After the 79 books I read in English this past winter and spring as a member of the selection committee for the Dublin Literary Award [Alice Zeniter’s The Art of Losing (Picador, Pan MacMillan), as translated by Frank Wynne, was the winner], I went back to reading in French, among my favourites were La plus secrète mémoire des hommes by Mohamed Mbougar Sarr (winner of this year’s Goncourt Prize and Philippe Forest’s Le siècle des nuages.  I have just come back from a literary festival on the island of Ushant, off the coast of Brittany, for which I reread books by Claire Keegan, whom I interviewed. Tadhg MacDhonnagáin, the author of Madame Lazare was the guest of honour at the festival. We spoke together about the inspiration for his novel, one of the laureates of the European Union Prize for literature. Neil Hegarty and Niamh Boyce were also guests at the festival. I really enjoyed discovering their work. At present, I’m reading Yeats’s letters and Autobiographies, because I am working on the translation of a new novel by Maylis Besserie, Les Amours dispersées, which takes as its starting point the burial of Yeats in Roquebrune Cap Martin on the eve of the Second World War. 

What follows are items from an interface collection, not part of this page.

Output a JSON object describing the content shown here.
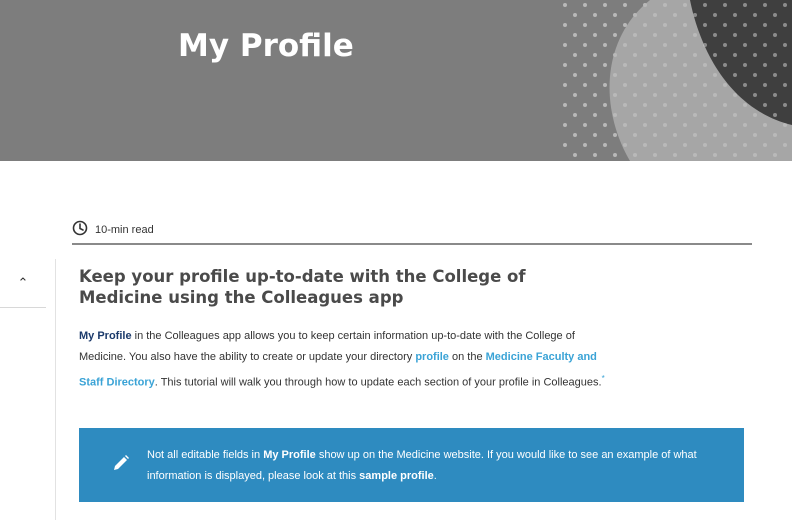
{
  "hero": {
    "title": "My Profile"
  },
  "meta": {
    "read_time": "10-min read",
    "icon": "clock-icon"
  },
  "sidebar": {
    "toggle_icon": "chevron-up-icon"
  },
  "article": {
    "heading": "Keep your profile up-to-date with the College of Medicine using the Colleagues app",
    "intro": {
      "strong_lead": "My Profile",
      "text1": " in the Colleagues app allows you to keep certain information up-to-date with the College of Medicine. You also have the ability to create or update your directory ",
      "link_profile": "profile",
      "text2": " on the ",
      "link_directory": "Medicine Faculty and Staff Directory",
      "text3": ". This tutorial will walk you through how to update each section of your profile in Colleagues.",
      "footnote_mark": "*"
    }
  },
  "callout": {
    "icon": "pencil-icon",
    "text1": "Not all editable fields in ",
    "strong1": "My Profile",
    "text2": " show up on the Medicine website. If you would like to see an example of what information is displayed, please look at this ",
    "strong2": "sample profile",
    "text3": "."
  },
  "colors": {
    "hero_bg": "#7d7d7d",
    "callout_bg": "#2e8bc0",
    "link": "#3aa3d6",
    "strong_text": "#1b3a6b"
  }
}
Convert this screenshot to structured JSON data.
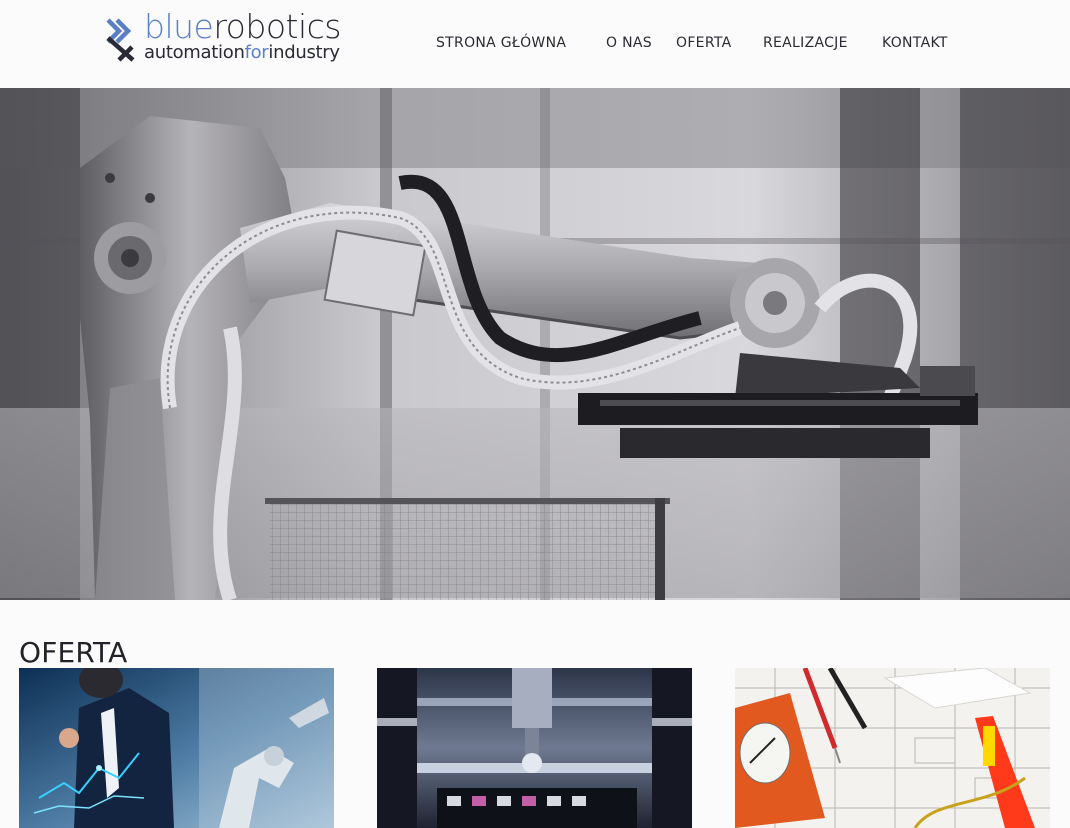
{
  "brand": {
    "word_blue": "blue",
    "word_dark": "robotics",
    "tag_1": "automation",
    "tag_2": "for",
    "tag_3": "industry",
    "primary_color": "#5b7fc6",
    "dark_color": "#2a2a35"
  },
  "nav": {
    "items": [
      {
        "label": "STRONA GŁÓWNA"
      },
      {
        "label": "O NAS"
      },
      {
        "label": "OFERTA"
      },
      {
        "label": "REALIZACJE"
      },
      {
        "label": "KONTAKT"
      }
    ]
  },
  "hero": {
    "image": "industrial-robot-arm-photo"
  },
  "offer": {
    "title": "OFERTA",
    "cards": [
      {
        "image": "businessman-digital-analytics-photo"
      },
      {
        "image": "automated-production-line-photo"
      },
      {
        "image": "multimeter-electrical-schematic-photo"
      }
    ]
  }
}
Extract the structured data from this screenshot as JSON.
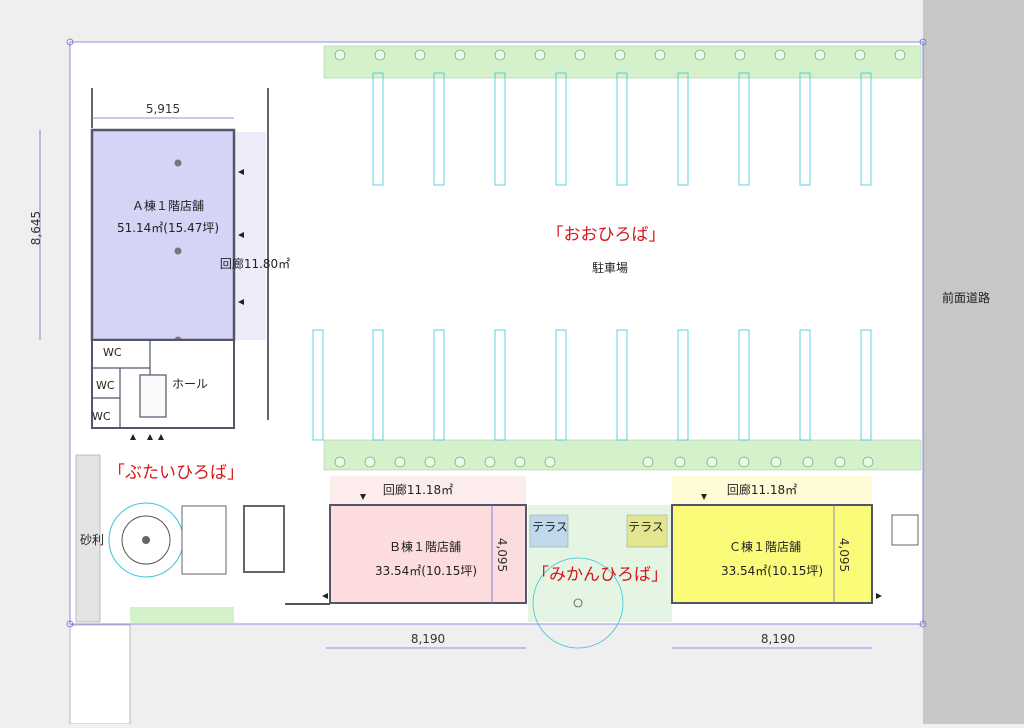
{
  "colors": {
    "store_a": "#d4d4f6",
    "store_b": "#fcdcdc",
    "store_c": "#fbfb7a",
    "hall_c": "#fffbd6",
    "hall_b": "#fdecec",
    "green_strip": "#d4f1cc",
    "road": "#c7c7c7",
    "parking_line": "#39c6d8",
    "label_red": "#d8161b"
  },
  "labels": {
    "store_a_name": "Ａ棟１階店舗",
    "store_a_area": "51.14㎡(15.47坪)",
    "corridor_a": "回廊11.80㎡",
    "wc1": "WC",
    "wc2": "WC",
    "wc3": "WC",
    "hall": "ホール",
    "oohiroba": "「おおひろば」",
    "parking": "駐車場",
    "road": "前面道路",
    "butai": "「ぶたいひろば」",
    "gravel": "砂利",
    "corridor_b": "回廊11.18㎡",
    "corridor_c": "回廊11.18㎡",
    "store_b_name": "Ｂ棟１階店舗",
    "store_b_area": "33.54㎡(10.15坪)",
    "store_c_name": "Ｃ棟１階店舗",
    "store_c_area": "33.54㎡(10.15坪)",
    "terrace_left": "テラス",
    "terrace_right": "テラス",
    "mikan": "「みかんひろば」"
  },
  "dimensions": {
    "a_width": "5,915",
    "a_height": "8,645",
    "b_height": "4,095",
    "c_height": "4,095",
    "b_width": "8,190",
    "c_width": "8,190"
  }
}
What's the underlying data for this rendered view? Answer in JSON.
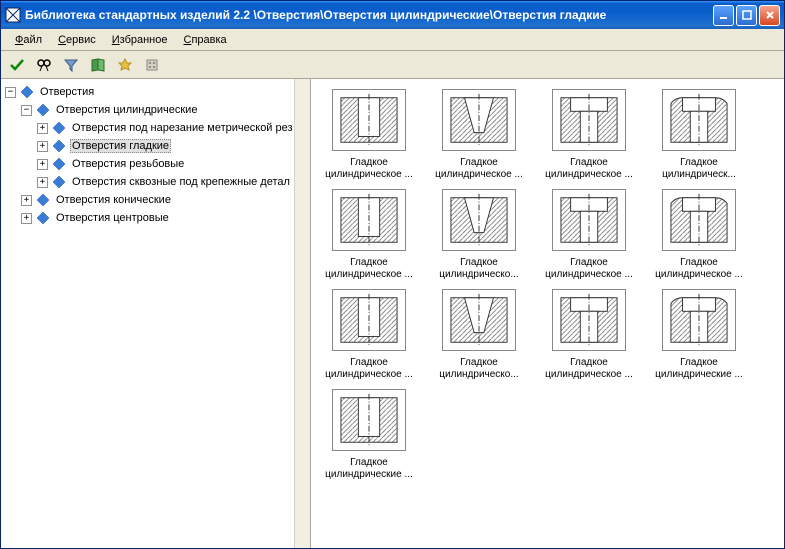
{
  "window": {
    "title": "Библиотека стандартных изделий 2.2 \\Отверстия\\Отверстия цилиндрические\\Отверстия гладкие"
  },
  "menu": {
    "file": "Файл",
    "service": "Сервис",
    "favorites": "Избранное",
    "help": "Справка"
  },
  "tree": {
    "root": "Отверстия",
    "n1": "Отверстия цилиндрические",
    "n1a": "Отверстия под нарезание метрической рез",
    "n1b": "Отверстия гладкие",
    "n1c": "Отверстия резьбовые",
    "n1d": "Отверстия сквозные под крепежные детал",
    "n2": "Отверстия конические",
    "n3": "Отверстия центровые"
  },
  "items": [
    {
      "l1": "Гладкое",
      "l2": "цилиндрическое ..."
    },
    {
      "l1": "Гладкое",
      "l2": "цилиндрическое ..."
    },
    {
      "l1": "Гладкое",
      "l2": "цилиндрическое ..."
    },
    {
      "l1": "Гладкое",
      "l2": "цилиндрическ..."
    },
    {
      "l1": "Гладкое",
      "l2": "цилиндрическое ..."
    },
    {
      "l1": "Гладкое",
      "l2": "цилиндрическо..."
    },
    {
      "l1": "Гладкое",
      "l2": "цилиндрическое ..."
    },
    {
      "l1": "Гладкое",
      "l2": "цилиндрическое ..."
    },
    {
      "l1": "Гладкое",
      "l2": "цилиндрическое ..."
    },
    {
      "l1": "Гладкое",
      "l2": "цилиндрическо..."
    },
    {
      "l1": "Гладкое",
      "l2": "цилиндрическое ..."
    },
    {
      "l1": "Гладкое",
      "l2": "цилиндрические ..."
    },
    {
      "l1": "Гладкое",
      "l2": "цилиндрические ..."
    }
  ]
}
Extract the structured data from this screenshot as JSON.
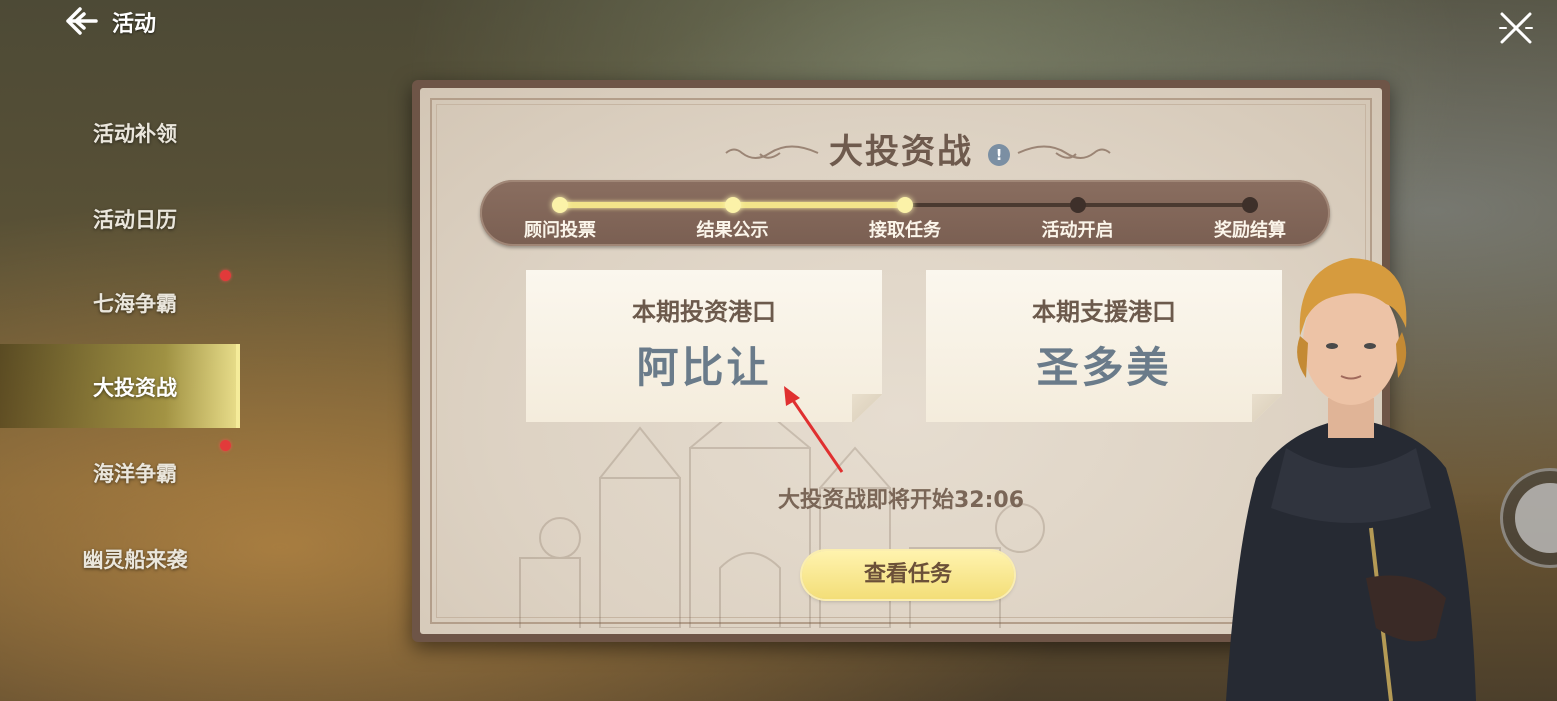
{
  "header": {
    "title": "活动"
  },
  "sidebar": {
    "items": [
      {
        "label": "活动补领",
        "badge": false
      },
      {
        "label": "活动日历",
        "badge": false
      },
      {
        "label": "七海争霸",
        "badge": true
      },
      {
        "label": "大投资战",
        "badge": false,
        "active": true
      },
      {
        "label": "海洋争霸",
        "badge": true
      },
      {
        "label": "幽灵船来袭",
        "badge": false
      }
    ]
  },
  "panel": {
    "title": "大投资战",
    "info_icon": "!",
    "progress": {
      "steps": [
        {
          "label": "顾问投票",
          "done": true
        },
        {
          "label": "结果公示",
          "done": true
        },
        {
          "label": "接取任务",
          "done": true
        },
        {
          "label": "活动开启",
          "done": false
        },
        {
          "label": "奖励结算",
          "done": false
        }
      ]
    },
    "invest_card": {
      "heading": "本期投资港口",
      "port": "阿比让"
    },
    "support_card": {
      "heading": "本期支援港口",
      "port": "圣多美"
    },
    "countdown": "大投资战即将开始32:06",
    "task_button": "查看任务"
  },
  "colors": {
    "accent_yellow": "#f2e48a",
    "badge_red": "#e23a3a",
    "port_text": "#6a7b8a",
    "panel_border": "#6e5547"
  }
}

What are you working on?

At Notre Dame, I will be researching my book on the influence of French literature on contemporary Irish writing. Originally, I planned to examine Ciaran Carson alone, but I have decided to widen my focus to include other Irish writers like Derek Mahon, John Montague, and Eiléan Ní Chuilleanáin.

I also plan to look at the poetry I hope to include in a new film L’Irlande des poètes’ made by a French documentary-maker, Jean-Pierre Duval. I am collaborating with him on the script. Jean-Pierre is going to cycle around the Atlantic seaboard on a bicycle, and he will ask people to recite poems that tell the story of Ireland. 

What are you most looking forward to this coming academic year?

The answer to this question is certainly the John Montague Memorial Conference, which will take place from 8-10 June 2023 at the Centre Culturel Irlandais and for which I am a co-organizer.

Montague is featured prominently in my book on the English language poets of University College Cork. The poets who came to Cork in the 1970s came to study with him and Seán Lucey, both excellent mentors. As described in the book, those young scholars came with purpose—to immerse themselves in a heady atmosphere of words and the knowledge of the profound effect of those words on our identities and sense of selves. 

At the conference, we will look back at Montague’s life and examine his contributions to poetry, music, and the arts in general. Participants will also look at questions of legacy and evoke his relationship with France. We will also launch a book of essays on the poets and poetry of Munster (Ibidem), to which Declan Kiberd has agreed to contribute a foreword.